As he said that, the pilot boat finished maneuvering up to the boarding platform that had been lowered from the deck of the cruiser. The sailors standing on the platform caught the lines thrown by the pilot boat’s deck hand and secured them to cleats. Nimitz and Smith moved to stand at the edge of the deck, waiting for the right moment to jump across to the platform. Smith jumped first, followed by Nimitz on the next roll. One of the sailors directed them up the narrow, near-vertical stairway leading to the main deck while the other one released the lines and threw them back to the pilot boat.

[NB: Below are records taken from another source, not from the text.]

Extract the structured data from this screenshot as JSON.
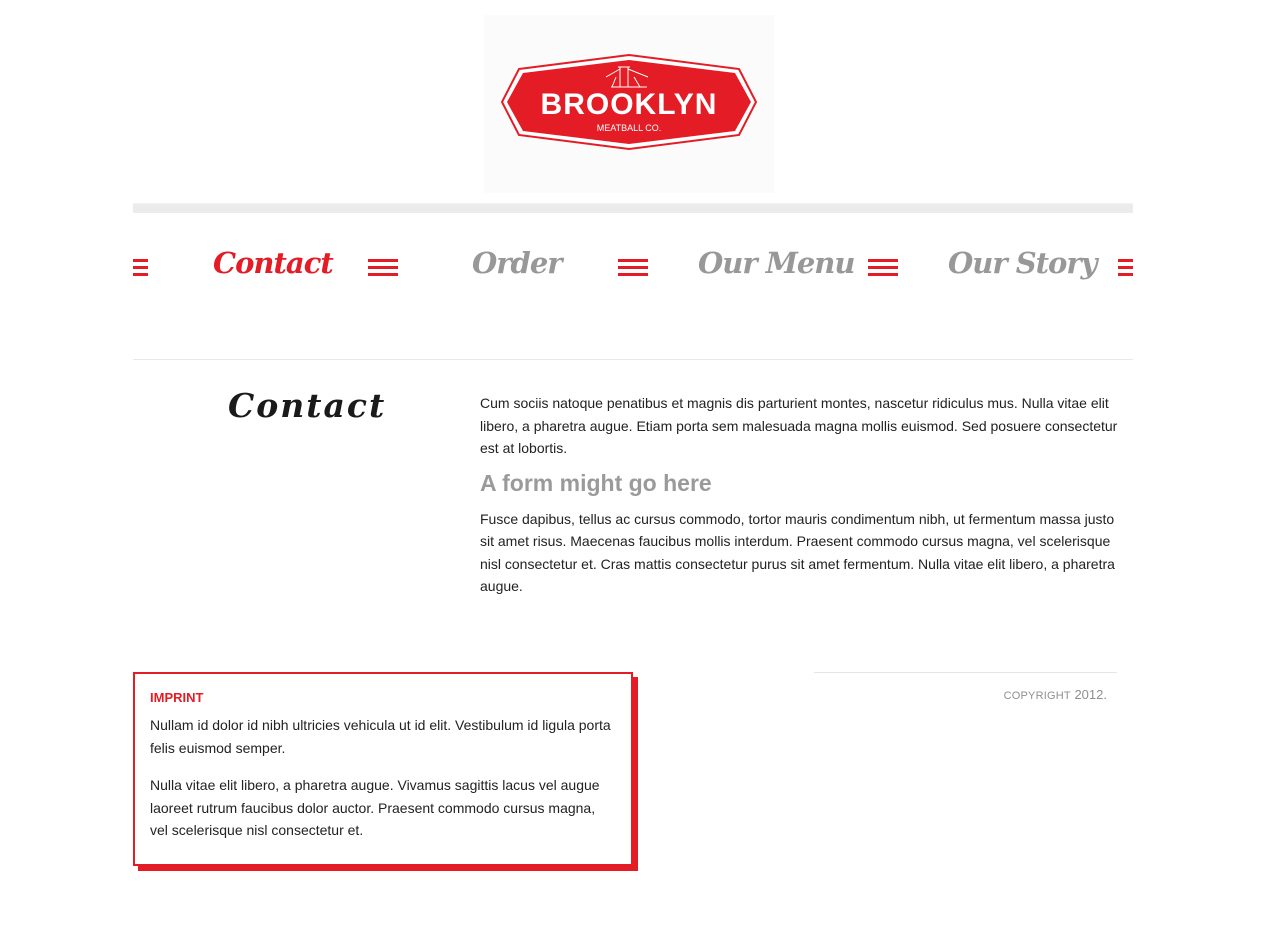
{
  "logo": {
    "name": "BROOKLYN",
    "tagline": "MEATBALL CO.",
    "brand_color": "#e31c25",
    "icon": "brooklyn-bridge-icon"
  },
  "nav": {
    "items": [
      {
        "label": "Contact",
        "active": true
      },
      {
        "label": "Order",
        "active": false
      },
      {
        "label": "Our Menu",
        "active": false
      },
      {
        "label": "Our Story",
        "active": false
      }
    ],
    "separator_icon": "hamburger-lines-icon",
    "active_color": "#e31c25",
    "inactive_color": "#989898"
  },
  "main": {
    "heading": "Contact",
    "intro": "Cum sociis natoque penatibus et magnis dis parturient montes, nascetur ridiculus mus. Nulla vitae elit libero, a pharetra augue. Etiam porta sem malesuada magna mollis euismod. Sed posuere consectetur est at lobortis.",
    "subheading": "A form might go here",
    "body": "Fusce dapibus, tellus ac cursus commodo, tortor mauris condimentum nibh, ut fermentum massa justo sit amet risus. Maecenas faucibus mollis interdum. Praesent commodo cursus magna, vel scelerisque nisl consectetur et. Cras mattis consectetur purus sit amet fermentum. Nulla vitae elit libero, a pharetra augue."
  },
  "imprint": {
    "title": "IMPRINT",
    "paragraph_1": "Nullam id dolor id nibh ultricies vehicula ut id elit. Vestibulum id ligula porta felis euismod semper.",
    "paragraph_2": "Nulla vitae elit libero, a pharetra augue. Vivamus sagittis lacus vel augue laoreet rutrum faucibus dolor auctor. Praesent commodo cursus magna, vel scelerisque nisl consectetur et."
  },
  "footer": {
    "copyright_label": "COPYRIGHT",
    "copyright_year": "2012."
  }
}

Nimitz went up, followed by Smith. Reaching the top, he turned toward the quarterdeck and saluted the young officer waiting there. “Permission to come aboard?”
“Permission granted, sir.” said Ensign Michael Collins, returning Nimitz’s salute.
Chester stepped aside to make room for Captain Smith. Turning, he saw a very large, very black man with the five rank dots of a Commander on his collar saluting him. Nimitz returned the salute out of pure reflex, starting to realize how right he had been in his warning to Admirals Leahy and Tarrant.
“Welcome aboard San Antonio, Captain. I’m Commander Alexander, the ship’s Sailing Master.”
“Sailing Master? Captain Smith asked with a puzzled look on his face.
“Second in command, sir. If I recall correctly, that would be ‘Executive Officer’ in your Navy, is that right, sir?”
“Yes it is. Thank you Commander. I’m Captain Nimitz, I’ve been assigned as the liaison officer for the duration of your stay here. This is Captain Smith, the harbor pilot.”
“Welcome aboard, Captain Smith. If you gentlemen will follow me, Captain von Stahlberg is waiting on the bridge.”
“Certainly, Commander, lead on.”